Weekly devotion with Kim Wu
To keep our Christmas tree last year from becoming a brittle heap of needles on the floor before Christmas even arrived, we had to give our tree an IV.
Christmas is a season full of expectations. We want everything to be picture-perfect, a real holly jolly time of year. Instead, we’ve got an IV drip line only-partially-hidden behind the Christmas tree, and many of us feel overwhelmed by all the added hype of the commercialized version of Christmas.
Fully embracing the season means we need to fully embrace the meaning of Advent as a time of waiting and preparing for the turning of the world upside-down.
As Dietrich Bonhoeffer wrote, “God is in the manger, wealth in poverty, light in darkness, succor in abandonment.”
Light and darkness are major themes of the advent season. The days are shorter, the darkness longer. With each week of Advent, another candle is lit, and with the ever-increasing light, we draw closer to the coming of Christ.
In his book, “The Heart That Grew Three Sizes,” author Matt Rawle says, “Light is powerful, but also passive. The point of light isn’t to stare directly at it. Light illuminates everything but itself.”
It’s another inversion of the way we usually understand the world. The power and purpose of the light comes from illuminating something other than itself.
Author Eva K. Logue also points us to the outside-itself focus of a candle’s light. “A Christmas candle is a lovely thing; It makes no noise at all, But softly gives itself away; While quite unselfish, it grows small.”
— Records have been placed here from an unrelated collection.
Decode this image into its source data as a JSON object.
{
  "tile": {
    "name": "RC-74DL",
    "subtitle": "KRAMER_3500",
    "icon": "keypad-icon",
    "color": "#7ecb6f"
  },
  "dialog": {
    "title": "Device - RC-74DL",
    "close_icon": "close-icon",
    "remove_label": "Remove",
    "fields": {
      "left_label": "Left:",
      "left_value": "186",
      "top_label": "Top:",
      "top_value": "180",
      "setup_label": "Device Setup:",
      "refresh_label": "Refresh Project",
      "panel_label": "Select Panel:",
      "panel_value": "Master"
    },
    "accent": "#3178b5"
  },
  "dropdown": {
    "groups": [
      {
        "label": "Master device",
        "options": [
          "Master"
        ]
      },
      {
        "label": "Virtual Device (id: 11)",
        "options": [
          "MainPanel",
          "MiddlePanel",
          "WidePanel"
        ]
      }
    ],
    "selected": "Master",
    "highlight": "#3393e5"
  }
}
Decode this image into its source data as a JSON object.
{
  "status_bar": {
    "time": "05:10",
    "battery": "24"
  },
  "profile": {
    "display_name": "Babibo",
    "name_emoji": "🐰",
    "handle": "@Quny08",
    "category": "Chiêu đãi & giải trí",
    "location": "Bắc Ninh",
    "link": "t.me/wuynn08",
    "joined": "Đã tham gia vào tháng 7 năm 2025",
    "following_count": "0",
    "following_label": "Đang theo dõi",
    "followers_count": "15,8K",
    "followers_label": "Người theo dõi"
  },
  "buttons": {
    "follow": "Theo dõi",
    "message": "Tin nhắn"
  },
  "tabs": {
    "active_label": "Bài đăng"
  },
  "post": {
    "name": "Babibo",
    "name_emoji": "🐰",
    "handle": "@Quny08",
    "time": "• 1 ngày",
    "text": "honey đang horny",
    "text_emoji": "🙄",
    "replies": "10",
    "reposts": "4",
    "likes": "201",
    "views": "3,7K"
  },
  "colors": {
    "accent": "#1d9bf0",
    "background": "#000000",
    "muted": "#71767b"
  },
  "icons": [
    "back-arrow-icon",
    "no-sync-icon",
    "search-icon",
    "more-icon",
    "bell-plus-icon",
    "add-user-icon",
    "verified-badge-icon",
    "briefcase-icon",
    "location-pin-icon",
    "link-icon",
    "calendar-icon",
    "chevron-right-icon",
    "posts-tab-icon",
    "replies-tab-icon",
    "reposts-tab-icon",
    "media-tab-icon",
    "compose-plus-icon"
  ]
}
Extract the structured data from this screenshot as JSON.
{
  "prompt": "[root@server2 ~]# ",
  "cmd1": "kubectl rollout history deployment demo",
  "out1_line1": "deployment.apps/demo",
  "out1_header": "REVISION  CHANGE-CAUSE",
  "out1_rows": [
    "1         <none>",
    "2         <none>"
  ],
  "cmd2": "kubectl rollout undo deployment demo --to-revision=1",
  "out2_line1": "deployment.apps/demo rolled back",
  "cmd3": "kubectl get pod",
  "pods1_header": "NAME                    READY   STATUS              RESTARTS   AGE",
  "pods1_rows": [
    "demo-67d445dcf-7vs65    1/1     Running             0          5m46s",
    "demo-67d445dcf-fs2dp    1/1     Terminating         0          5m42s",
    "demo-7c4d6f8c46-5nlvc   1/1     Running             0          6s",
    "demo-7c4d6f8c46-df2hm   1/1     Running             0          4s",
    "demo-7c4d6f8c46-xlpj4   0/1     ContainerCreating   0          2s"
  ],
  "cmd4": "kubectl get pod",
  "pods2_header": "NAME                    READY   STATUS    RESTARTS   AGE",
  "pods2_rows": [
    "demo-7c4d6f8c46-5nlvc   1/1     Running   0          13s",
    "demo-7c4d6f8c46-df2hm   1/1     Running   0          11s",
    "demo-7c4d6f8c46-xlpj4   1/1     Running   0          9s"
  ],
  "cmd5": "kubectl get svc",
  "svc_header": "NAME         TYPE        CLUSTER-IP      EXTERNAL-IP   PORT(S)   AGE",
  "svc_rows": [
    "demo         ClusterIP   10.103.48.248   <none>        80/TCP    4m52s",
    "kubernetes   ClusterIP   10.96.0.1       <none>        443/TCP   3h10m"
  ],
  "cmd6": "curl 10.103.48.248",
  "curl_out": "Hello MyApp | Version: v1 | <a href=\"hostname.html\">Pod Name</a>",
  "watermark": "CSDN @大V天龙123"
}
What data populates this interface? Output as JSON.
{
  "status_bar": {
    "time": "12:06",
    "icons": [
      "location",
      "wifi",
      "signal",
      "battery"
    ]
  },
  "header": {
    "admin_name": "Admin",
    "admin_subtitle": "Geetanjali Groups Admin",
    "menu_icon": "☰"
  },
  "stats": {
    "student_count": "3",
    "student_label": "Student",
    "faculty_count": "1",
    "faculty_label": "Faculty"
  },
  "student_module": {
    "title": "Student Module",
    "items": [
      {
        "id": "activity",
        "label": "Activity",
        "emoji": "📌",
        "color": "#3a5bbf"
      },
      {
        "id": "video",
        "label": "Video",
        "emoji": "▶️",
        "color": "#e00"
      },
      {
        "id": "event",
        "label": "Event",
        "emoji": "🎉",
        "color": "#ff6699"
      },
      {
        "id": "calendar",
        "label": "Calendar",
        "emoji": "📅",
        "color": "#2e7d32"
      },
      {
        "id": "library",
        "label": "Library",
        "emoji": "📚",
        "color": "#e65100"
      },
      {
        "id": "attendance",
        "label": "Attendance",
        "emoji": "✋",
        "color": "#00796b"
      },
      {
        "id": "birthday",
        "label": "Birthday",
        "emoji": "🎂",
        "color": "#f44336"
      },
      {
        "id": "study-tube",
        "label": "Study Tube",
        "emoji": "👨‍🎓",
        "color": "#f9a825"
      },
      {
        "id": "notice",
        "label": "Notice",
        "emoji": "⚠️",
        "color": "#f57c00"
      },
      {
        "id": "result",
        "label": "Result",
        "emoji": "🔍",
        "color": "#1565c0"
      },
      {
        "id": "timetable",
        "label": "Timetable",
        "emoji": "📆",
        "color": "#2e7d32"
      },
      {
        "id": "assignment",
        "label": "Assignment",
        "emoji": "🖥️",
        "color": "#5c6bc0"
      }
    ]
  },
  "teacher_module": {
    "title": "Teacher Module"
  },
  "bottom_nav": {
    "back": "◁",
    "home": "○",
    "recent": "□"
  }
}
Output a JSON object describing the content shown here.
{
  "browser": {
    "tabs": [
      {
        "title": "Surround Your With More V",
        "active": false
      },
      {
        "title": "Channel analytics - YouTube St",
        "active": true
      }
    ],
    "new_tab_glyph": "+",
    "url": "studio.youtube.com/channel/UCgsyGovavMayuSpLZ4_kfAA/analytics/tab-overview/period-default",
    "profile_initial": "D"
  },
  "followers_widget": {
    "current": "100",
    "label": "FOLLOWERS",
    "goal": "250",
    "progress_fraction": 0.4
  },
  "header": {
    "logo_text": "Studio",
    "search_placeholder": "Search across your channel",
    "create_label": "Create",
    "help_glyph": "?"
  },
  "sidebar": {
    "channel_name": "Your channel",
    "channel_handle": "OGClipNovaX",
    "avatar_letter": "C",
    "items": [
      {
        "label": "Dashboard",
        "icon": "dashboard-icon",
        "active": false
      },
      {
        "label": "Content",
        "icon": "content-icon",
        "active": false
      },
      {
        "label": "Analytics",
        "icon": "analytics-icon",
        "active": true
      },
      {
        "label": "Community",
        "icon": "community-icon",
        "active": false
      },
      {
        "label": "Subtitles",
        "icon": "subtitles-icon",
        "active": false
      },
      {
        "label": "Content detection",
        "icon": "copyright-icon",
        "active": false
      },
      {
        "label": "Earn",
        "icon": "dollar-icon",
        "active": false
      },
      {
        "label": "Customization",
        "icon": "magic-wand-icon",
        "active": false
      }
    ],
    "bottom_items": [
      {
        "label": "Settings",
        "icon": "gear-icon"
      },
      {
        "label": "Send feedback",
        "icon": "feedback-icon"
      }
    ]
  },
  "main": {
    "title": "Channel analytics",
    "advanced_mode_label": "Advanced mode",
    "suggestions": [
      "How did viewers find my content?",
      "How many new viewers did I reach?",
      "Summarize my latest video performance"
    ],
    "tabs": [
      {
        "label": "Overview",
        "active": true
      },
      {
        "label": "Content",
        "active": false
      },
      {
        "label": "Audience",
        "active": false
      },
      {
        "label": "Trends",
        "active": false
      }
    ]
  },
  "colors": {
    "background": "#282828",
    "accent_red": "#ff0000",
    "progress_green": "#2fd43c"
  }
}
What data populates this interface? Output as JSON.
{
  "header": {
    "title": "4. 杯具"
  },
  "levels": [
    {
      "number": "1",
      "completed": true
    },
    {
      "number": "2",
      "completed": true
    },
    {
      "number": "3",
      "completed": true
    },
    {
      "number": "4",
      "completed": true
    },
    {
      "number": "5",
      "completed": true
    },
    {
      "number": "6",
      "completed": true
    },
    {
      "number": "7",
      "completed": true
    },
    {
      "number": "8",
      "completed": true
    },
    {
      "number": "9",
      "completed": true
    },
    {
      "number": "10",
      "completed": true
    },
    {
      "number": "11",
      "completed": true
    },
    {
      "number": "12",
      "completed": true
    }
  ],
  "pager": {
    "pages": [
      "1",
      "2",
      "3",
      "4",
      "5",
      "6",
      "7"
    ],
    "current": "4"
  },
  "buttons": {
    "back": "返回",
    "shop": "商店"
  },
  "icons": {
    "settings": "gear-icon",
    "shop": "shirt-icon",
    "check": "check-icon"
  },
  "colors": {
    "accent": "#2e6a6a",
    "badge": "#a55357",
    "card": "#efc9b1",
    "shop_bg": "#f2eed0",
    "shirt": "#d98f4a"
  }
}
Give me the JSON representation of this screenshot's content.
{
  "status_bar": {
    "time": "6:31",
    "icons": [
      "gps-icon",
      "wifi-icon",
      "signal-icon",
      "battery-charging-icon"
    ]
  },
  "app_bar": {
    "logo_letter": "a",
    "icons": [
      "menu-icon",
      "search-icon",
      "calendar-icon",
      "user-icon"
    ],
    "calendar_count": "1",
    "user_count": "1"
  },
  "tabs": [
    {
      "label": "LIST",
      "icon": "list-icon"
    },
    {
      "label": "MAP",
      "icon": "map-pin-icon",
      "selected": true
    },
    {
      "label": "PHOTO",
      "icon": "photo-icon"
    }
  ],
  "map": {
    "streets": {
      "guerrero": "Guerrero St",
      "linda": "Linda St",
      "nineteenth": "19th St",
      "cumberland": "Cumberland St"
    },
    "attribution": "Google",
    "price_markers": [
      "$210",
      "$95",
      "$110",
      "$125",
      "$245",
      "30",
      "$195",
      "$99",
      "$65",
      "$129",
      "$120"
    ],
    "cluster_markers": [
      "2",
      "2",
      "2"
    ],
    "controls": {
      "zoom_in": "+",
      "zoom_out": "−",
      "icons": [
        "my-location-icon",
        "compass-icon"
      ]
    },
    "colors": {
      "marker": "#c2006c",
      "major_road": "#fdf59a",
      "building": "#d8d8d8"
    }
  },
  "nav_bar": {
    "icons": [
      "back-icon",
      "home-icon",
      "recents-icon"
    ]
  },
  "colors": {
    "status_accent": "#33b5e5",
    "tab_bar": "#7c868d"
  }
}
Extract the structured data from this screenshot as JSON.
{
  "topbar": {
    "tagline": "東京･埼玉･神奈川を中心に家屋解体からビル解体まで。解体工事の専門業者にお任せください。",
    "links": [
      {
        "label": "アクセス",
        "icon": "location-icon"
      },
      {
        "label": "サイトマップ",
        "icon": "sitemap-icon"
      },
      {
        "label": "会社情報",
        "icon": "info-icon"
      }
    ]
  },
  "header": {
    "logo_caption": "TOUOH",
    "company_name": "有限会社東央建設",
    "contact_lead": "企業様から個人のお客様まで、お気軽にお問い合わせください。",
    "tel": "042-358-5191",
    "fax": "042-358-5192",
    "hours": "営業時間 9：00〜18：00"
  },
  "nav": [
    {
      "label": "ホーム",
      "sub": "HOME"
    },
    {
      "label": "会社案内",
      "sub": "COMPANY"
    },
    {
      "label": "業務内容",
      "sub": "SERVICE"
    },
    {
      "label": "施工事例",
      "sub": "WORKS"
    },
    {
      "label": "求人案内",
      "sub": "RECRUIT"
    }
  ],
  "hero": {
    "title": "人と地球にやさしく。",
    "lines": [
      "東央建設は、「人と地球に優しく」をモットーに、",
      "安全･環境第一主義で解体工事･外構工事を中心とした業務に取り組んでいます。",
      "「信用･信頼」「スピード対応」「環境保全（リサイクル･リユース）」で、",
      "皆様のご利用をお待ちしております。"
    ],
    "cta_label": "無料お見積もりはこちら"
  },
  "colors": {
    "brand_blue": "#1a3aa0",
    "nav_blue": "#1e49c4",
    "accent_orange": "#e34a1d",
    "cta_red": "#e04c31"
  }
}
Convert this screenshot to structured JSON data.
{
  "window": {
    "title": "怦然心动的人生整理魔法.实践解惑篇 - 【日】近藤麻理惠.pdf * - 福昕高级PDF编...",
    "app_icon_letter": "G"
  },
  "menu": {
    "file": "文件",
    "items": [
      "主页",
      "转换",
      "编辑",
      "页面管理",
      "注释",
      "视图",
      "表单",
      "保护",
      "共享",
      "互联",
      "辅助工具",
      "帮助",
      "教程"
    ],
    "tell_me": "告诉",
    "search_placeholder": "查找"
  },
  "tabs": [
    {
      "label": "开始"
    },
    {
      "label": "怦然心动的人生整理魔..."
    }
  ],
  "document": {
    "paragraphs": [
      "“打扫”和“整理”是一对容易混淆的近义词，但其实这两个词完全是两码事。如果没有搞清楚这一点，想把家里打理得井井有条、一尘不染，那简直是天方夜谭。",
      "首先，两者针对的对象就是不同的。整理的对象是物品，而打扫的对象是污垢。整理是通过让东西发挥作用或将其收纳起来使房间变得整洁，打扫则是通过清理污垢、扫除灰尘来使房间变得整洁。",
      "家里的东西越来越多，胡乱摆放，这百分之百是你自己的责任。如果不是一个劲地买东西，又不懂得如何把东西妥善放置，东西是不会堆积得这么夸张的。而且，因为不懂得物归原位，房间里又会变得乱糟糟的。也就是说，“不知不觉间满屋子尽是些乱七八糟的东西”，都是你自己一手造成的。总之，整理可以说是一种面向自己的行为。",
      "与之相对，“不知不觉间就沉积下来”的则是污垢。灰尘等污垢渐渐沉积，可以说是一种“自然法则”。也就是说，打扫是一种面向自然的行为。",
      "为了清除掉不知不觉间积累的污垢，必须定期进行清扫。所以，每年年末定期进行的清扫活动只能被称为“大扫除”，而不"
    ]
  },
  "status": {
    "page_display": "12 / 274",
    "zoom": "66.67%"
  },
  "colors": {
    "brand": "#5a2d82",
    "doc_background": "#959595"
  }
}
As we follow the Grinch’s journey to Christmas, we see him finally understand and embrace the meaning of Christmas and as he does, his heart grows three sizes. His heart grows when his focus unselfishly turns outward. He becomes smaller, but his heart grows bigger.
When we light our Advent candles, may we be inspired by the sacrificial light provided by the candle, and be participants in God’s plan to make all things new.
Lord of light and darkness, You are the light that shines in the darkness and the darkness has not overcome it. Stir our hearts this season to wait expectantly and prepare for Your coming by turning our focus outward, to see with Your eyes the world as it is, and to see the world as it should be. Amen.